_Exercise objective:_
Using the entries that follow, collect the lines where the word "icon" appears.

_Interface dataset entries:_
=== Begin Enclosure ===

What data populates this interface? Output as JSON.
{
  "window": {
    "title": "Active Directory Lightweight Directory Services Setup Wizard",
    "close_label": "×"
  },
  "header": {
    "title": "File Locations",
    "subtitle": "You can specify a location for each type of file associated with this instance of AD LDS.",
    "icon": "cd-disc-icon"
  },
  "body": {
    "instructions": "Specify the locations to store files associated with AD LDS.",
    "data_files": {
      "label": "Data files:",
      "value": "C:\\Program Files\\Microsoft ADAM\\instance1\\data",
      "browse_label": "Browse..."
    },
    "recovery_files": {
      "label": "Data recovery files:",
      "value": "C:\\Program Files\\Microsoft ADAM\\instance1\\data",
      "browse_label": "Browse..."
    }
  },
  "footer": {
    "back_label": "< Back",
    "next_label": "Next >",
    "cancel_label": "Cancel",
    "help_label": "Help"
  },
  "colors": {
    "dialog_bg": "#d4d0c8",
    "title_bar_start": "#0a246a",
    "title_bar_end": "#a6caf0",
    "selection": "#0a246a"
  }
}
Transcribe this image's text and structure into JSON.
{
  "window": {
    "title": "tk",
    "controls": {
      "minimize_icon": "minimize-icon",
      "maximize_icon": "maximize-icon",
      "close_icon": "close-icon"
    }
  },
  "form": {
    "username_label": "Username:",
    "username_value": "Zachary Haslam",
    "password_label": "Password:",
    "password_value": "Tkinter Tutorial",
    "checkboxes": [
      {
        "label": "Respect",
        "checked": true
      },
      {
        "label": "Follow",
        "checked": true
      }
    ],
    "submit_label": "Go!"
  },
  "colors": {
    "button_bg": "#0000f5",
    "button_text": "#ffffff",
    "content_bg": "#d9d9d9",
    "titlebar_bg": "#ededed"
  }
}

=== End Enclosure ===

_Response:_
    "icon": "cd-disc-icon"
      "minimize_icon": "minimize-icon",
      "maximize_icon": "maximize-icon",
      "close_icon": "close-icon"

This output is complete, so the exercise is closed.